## PROBLEM DETAILS
Your answer must be every line of the data below that holds the string "thumbnail", copied exactly.

## EXTRACTED RECORDS

┄┄┄┄┄┄┄┄┄┄┄┄┄┄┄┄┄┄┄┄

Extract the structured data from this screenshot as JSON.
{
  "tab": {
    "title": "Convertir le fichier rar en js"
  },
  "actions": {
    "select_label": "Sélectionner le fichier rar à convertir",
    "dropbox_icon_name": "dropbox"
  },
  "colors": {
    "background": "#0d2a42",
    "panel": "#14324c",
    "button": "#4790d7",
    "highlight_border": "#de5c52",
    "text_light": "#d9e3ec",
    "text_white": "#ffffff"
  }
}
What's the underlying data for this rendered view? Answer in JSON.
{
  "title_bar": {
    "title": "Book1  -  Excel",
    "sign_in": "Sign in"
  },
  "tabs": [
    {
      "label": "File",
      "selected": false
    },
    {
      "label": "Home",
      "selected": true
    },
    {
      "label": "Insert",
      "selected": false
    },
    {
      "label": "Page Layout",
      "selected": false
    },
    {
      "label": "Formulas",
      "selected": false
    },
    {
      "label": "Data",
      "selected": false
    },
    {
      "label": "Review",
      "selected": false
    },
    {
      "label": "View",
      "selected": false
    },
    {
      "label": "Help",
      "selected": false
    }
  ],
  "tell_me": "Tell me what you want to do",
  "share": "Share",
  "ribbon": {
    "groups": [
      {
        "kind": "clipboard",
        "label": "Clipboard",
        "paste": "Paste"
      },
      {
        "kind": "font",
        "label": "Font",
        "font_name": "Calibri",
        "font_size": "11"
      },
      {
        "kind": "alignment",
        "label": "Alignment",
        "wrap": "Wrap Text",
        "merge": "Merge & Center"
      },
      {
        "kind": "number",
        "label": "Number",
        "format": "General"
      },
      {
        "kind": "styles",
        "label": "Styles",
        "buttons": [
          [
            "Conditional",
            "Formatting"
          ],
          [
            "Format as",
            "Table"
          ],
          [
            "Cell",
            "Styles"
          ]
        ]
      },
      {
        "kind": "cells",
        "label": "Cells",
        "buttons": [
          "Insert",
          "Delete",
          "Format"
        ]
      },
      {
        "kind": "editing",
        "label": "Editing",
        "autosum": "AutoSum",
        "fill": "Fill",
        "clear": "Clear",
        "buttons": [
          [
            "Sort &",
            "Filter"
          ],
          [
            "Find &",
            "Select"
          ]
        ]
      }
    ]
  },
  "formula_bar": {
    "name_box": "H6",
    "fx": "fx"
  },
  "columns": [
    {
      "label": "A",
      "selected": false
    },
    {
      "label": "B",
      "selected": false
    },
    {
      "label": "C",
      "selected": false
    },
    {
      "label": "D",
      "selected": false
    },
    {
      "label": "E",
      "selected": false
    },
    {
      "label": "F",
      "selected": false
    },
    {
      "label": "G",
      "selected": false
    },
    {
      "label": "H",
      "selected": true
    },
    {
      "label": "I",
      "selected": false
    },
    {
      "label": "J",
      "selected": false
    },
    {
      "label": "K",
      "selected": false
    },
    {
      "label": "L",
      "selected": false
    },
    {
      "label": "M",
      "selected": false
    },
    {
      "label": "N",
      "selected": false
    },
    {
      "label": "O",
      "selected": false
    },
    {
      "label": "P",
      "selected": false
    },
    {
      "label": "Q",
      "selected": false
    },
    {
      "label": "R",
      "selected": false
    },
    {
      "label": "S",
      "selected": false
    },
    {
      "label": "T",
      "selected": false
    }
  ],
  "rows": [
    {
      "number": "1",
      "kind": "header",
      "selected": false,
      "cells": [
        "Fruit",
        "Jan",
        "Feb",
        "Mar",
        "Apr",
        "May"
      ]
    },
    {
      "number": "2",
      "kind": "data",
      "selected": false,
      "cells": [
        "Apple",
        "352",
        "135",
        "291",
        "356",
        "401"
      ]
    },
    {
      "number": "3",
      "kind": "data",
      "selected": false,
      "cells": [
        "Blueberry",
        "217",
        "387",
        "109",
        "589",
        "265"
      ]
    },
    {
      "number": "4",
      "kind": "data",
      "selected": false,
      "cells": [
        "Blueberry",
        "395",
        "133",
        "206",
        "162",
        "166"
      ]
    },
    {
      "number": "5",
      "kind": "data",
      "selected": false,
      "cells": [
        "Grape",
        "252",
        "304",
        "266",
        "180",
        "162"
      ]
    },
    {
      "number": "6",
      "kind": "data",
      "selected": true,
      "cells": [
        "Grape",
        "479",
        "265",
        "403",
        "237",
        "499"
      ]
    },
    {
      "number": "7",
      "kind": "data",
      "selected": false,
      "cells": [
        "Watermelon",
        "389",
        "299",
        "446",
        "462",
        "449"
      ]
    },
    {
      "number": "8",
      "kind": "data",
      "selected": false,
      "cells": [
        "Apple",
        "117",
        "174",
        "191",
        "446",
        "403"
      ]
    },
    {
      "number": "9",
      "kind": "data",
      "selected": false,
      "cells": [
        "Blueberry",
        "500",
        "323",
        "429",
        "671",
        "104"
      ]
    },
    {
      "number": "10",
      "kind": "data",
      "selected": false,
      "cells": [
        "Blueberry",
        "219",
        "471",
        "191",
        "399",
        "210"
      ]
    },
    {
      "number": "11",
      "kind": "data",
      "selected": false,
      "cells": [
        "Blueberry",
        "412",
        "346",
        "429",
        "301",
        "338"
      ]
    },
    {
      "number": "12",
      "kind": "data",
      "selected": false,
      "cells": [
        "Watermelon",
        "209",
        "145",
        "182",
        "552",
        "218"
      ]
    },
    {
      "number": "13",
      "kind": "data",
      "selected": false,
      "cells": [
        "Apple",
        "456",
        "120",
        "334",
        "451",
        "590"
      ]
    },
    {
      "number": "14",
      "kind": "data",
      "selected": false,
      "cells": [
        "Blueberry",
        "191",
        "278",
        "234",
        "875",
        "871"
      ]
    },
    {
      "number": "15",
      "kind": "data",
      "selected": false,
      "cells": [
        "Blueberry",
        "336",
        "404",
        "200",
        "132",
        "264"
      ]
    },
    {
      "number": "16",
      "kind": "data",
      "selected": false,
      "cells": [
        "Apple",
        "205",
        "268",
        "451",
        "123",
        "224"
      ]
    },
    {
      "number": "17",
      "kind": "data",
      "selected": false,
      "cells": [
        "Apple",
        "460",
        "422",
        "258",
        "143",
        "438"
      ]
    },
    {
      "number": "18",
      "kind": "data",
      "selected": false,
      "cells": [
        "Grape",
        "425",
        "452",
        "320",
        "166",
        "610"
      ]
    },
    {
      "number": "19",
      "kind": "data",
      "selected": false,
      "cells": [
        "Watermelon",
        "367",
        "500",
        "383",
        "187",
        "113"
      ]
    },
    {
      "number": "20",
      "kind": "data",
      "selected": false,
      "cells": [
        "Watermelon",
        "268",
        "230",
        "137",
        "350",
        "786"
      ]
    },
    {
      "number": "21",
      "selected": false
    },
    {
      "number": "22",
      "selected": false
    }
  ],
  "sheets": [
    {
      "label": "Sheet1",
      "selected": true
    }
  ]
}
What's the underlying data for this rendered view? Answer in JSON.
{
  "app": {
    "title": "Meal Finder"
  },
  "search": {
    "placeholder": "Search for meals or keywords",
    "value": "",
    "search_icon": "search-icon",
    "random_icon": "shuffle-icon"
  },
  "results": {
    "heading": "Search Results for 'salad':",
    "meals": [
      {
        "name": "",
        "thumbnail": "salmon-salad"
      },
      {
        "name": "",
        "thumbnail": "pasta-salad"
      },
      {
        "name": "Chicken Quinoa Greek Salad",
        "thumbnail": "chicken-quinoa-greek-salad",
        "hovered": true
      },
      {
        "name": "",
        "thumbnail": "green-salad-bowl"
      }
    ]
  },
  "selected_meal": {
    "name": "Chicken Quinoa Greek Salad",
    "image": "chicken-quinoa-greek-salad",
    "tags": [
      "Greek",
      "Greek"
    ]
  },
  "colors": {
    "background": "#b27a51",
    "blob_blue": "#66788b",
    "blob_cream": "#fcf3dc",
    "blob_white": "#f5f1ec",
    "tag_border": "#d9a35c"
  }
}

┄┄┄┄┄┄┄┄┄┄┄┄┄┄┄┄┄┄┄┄

## RESPONSE AREA
        "thumbnail": "salmon-salad"
        "thumbnail": "pasta-salad"
        "thumbnail": "chicken-quinoa-greek-salad",
        "thumbnail": "green-salad-bowl"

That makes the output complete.